Never before President Trump has the world witnessed any major politician to decide matters of global reverberations on twitter. But with Trump, it seems that the role of consultation has decreased in policy formulation or decision-making. Trump only needs a smartphone to make a foolish comment on twitter. The “Twitterati” President’s New Year tweet accusing Pakistan of harboring terrorist and giving US nothing but lies and deceits has further damaged the already strained relations of the two countries.

However, soon after the irresponsible tweet, many US official including civil and military ones have attempted to bridge the widening gap between the two countries on how to take the war on terror to a logical conclusion.
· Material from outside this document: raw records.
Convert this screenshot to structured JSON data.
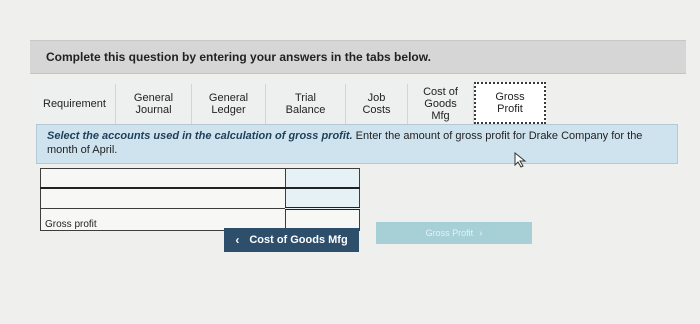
{
  "instruction": "Complete this question by entering your answers in the tabs below.",
  "tabs": [
    {
      "label": "Requirement",
      "active": false
    },
    {
      "label": "General Journal",
      "active": false
    },
    {
      "label": "General Ledger",
      "active": false
    },
    {
      "label": "Trial Balance",
      "active": false
    },
    {
      "label": "Job Costs",
      "active": false
    },
    {
      "label": "Cost of Goods Mfg",
      "active": false
    },
    {
      "label": "Gross Profit",
      "active": true
    }
  ],
  "question": {
    "emphasis": "Select the accounts used in the calculation of gross profit.",
    "rest": " Enter the amount of gross profit for Drake Company for the month of April."
  },
  "table": {
    "rows": [
      {
        "label": "",
        "value": ""
      },
      {
        "label": "",
        "value": ""
      }
    ],
    "result": {
      "label": "Gross profit",
      "value": ""
    }
  },
  "navigation": {
    "prev_label": "Cost of Goods Mfg",
    "next_label": "Gross Profit"
  },
  "colors": {
    "prev_button": "#2d4f6c",
    "next_button_disabled": "#a6cfd6",
    "question_panel": "#cfe3ee"
  },
  "icons": {
    "prev": "chevron-left-icon",
    "next": "chevron-right-icon",
    "pointer": "mouse-cursor-icon"
  }
}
First, it was a telephonic conversation between Army Chief Qamar Bajwa and Commander Centcom, Gen Joseph L. Votel where Votel wanted Pakistan to seek Afghan nationals who according to their understanding are using Pakistani soil against Afghanistan, which was undermining Islamabad’s efforts and sacrifices. Now the US diplomat Alice Wells has visited Islamabad and conveyed Washington’s wish to work in collaboration with Pakistan to bring peace and order to Kabul.
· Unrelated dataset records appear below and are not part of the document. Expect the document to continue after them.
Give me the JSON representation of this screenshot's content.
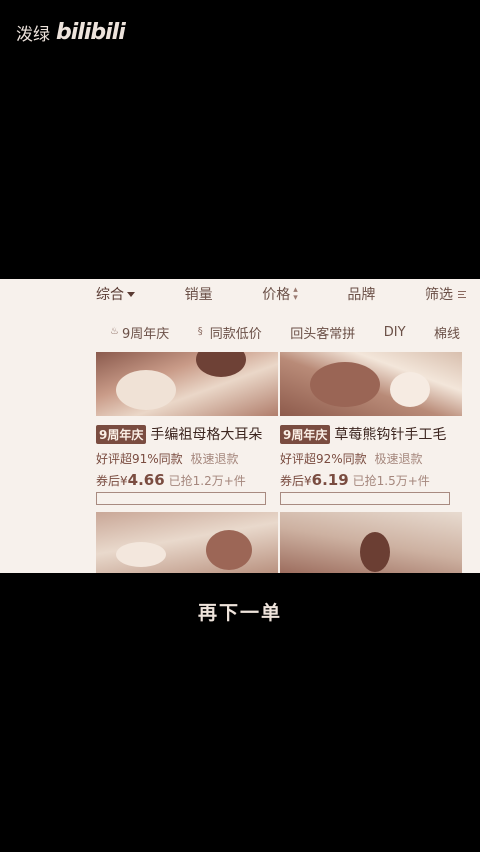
{
  "watermark": {
    "user": "泼绿",
    "logo": "bilibili"
  },
  "sort_bar": {
    "comprehensive": "综合",
    "sales": "销量",
    "price": "价格",
    "brand": "品牌",
    "filter": "筛选"
  },
  "chips": [
    "9周年庆",
    "同款低价",
    "回头客常拼",
    "DIY",
    "棉线"
  ],
  "products": [
    {
      "tag": "9周年庆",
      "title": "手编祖母格大耳朵",
      "rating": "好评超91%同款",
      "refund": "极速退款",
      "price_prefix": "券后¥",
      "price": "4.66",
      "sold": "已抢1.2万+件"
    },
    {
      "tag": "9周年庆",
      "title": "草莓熊钩针手工毛",
      "rating": "好评超92%同款",
      "refund": "极速退款",
      "price_prefix": "券后¥",
      "price": "6.19",
      "sold": "已抢1.5万+件"
    }
  ],
  "subtitle": "再下一单",
  "colors": {
    "accent": "#7a4c40",
    "background": "#000000",
    "screen": "#f7f1ec"
  },
  "icons": [
    "caret-down-icon",
    "sort-arrows-icon",
    "filter-lines-icon",
    "chip-icon"
  ]
}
Nonetheless, on the surface of the things, it seems that two different US administrations are working as far as bilateral relations between Washington and Islamabad are concerned. One is the Trump White House and the other is the attendant officials and the career Pentagon and diplomatic staff. The former relies on bullying tactics to mold Pakistan whereas the latter uses diplomacy as a tool to achieve the desired results.

The latest efforts of the Commander Centcom and Assistant Secretary Alice Wills can be seen as a display of the latter approach to sooth down offended Islamabad and its officials who feel betrayed by the tweet of the American president. The latest efforts on the part of the US officials can also be seen as attempts of damage control. These efforts will, hopefully, bring the rationalists and pragmatists in both countries together, though the first day of the meeting between US and Pakistani officials didn’t achieve much. In the latest round of diplomatic engagement, both sides relied on their respective narratives as far as the war on terror and stability in Afghanistan was concerned.
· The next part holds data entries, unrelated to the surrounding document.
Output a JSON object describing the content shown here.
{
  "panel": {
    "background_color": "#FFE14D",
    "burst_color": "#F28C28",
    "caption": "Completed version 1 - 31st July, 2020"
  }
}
Whereas such sort of engagement between the two sides is crucial, there is a great public disconnect within Pakistan. A majority of Pakistani public views the US war on terror just another excuse to further its imperialist designs in the region. Such public disconnect needs to be addressed and sorted if the US wants to take the Pakistani public and Parliament to cooperate in the war on terror.